START Data extract

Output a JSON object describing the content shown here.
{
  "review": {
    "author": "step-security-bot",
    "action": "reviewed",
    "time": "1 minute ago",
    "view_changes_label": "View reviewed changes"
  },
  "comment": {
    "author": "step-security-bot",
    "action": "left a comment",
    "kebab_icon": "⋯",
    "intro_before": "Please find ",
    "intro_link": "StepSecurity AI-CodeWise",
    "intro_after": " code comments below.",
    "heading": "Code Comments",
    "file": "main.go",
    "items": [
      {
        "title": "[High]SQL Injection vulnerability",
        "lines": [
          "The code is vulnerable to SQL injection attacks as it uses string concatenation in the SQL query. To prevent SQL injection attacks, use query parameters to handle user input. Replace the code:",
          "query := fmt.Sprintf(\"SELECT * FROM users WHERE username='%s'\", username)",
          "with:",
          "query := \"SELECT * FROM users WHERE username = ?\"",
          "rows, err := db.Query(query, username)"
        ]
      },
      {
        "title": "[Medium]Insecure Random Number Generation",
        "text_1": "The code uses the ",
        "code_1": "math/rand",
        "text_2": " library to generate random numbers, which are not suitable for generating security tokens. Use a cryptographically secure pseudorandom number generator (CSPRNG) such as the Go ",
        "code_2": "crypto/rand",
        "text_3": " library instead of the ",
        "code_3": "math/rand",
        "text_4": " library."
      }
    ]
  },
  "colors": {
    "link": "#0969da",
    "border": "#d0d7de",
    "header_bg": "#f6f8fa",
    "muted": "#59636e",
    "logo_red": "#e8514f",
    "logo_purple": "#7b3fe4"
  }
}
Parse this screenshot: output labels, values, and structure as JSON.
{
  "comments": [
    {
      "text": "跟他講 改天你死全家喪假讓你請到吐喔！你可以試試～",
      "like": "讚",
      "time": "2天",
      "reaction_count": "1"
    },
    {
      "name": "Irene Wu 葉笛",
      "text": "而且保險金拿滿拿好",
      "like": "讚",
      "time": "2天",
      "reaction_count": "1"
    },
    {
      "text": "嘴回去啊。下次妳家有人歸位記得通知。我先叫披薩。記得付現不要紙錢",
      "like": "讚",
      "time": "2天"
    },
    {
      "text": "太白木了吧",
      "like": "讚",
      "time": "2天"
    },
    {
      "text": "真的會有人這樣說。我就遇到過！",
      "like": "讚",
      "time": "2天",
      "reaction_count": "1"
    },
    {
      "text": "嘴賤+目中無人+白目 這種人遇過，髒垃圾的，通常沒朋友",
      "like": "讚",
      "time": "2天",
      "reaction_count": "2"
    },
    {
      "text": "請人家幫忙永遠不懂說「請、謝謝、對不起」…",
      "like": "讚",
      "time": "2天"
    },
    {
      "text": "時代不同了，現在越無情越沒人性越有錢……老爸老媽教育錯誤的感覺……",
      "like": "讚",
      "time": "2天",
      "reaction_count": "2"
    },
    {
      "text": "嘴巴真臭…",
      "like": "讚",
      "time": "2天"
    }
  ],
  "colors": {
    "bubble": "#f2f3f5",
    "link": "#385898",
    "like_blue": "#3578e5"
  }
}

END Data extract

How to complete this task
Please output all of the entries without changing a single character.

Answer for the task
Output a JSON object describing the content shown here.
{
  "review": {
    "author": "step-security-bot",
    "action": "reviewed",
    "time": "1 minute ago",
    "view_changes_label": "View reviewed changes"
  },
  "comment": {
    "author": "step-security-bot",
    "action": "left a comment",
    "kebab_icon": "⋯",
    "intro_before": "Please find ",
    "intro_link": "StepSecurity AI-CodeWise",
    "intro_after": " code comments below.",
    "heading": "Code Comments",
    "file": "main.go",
    "items": [
      {
        "title": "[High]SQL Injection vulnerability",
        "lines": [
          "The code is vulnerable to SQL injection attacks as it uses string concatenation in the SQL query. To prevent SQL injection attacks, use query parameters to handle user input. Replace the code:",
          "query := fmt.Sprintf(\"SELECT * FROM users WHERE username='%s'\", username)",
          "with:",
          "query := \"SELECT * FROM users WHERE username = ?\"",
          "rows, err := db.Query(query, username)"
        ]
      },
      {
        "title": "[Medium]Insecure Random Number Generation",
        "text_1": "The code uses the ",
        "code_1": "math/rand",
        "text_2": " library to generate random numbers, which are not suitable for generating security tokens. Use a cryptographically secure pseudorandom number generator (CSPRNG) such as the Go ",
        "code_2": "crypto/rand",
        "text_3": " library instead of the ",
        "code_3": "math/rand",
        "text_4": " library."
      }
    ]
  },
  "colors": {
    "link": "#0969da",
    "border": "#d0d7de",
    "header_bg": "#f6f8fa",
    "muted": "#59636e",
    "logo_red": "#e8514f",
    "logo_purple": "#7b3fe4"
  }
}
Parse this screenshot: output labels, values, and structure as JSON.
{
  "comments": [
    {
      "text": "跟他講 改天你死全家喪假讓你請到吐喔！你可以試試～",
      "like": "讚",
      "time": "2天",
      "reaction_count": "1"
    },
    {
      "name": "Irene Wu 葉笛",
      "text": "而且保險金拿滿拿好",
      "like": "讚",
      "time": "2天",
      "reaction_count": "1"
    },
    {
      "text": "嘴回去啊。下次妳家有人歸位記得通知。我先叫披薩。記得付現不要紙錢",
      "like": "讚",
      "time": "2天"
    },
    {
      "text": "太白木了吧",
      "like": "讚",
      "time": "2天"
    },
    {
      "text": "真的會有人這樣說。我就遇到過！",
      "like": "讚",
      "time": "2天",
      "reaction_count": "1"
    },
    {
      "text": "嘴賤+目中無人+白目 這種人遇過，髒垃圾的，通常沒朋友",
      "like": "讚",
      "time": "2天",
      "reaction_count": "2"
    },
    {
      "text": "請人家幫忙永遠不懂說「請、謝謝、對不起」…",
      "like": "讚",
      "time": "2天"
    },
    {
      "text": "時代不同了，現在越無情越沒人性越有錢……老爸老媽教育錯誤的感覺……",
      "like": "讚",
      "time": "2天",
      "reaction_count": "2"
    },
    {
      "text": "嘴巴真臭…",
      "like": "讚",
      "time": "2天"
    }
  ],
  "colors": {
    "bubble": "#f2f3f5",
    "link": "#385898",
    "like_blue": "#3578e5"
  }
}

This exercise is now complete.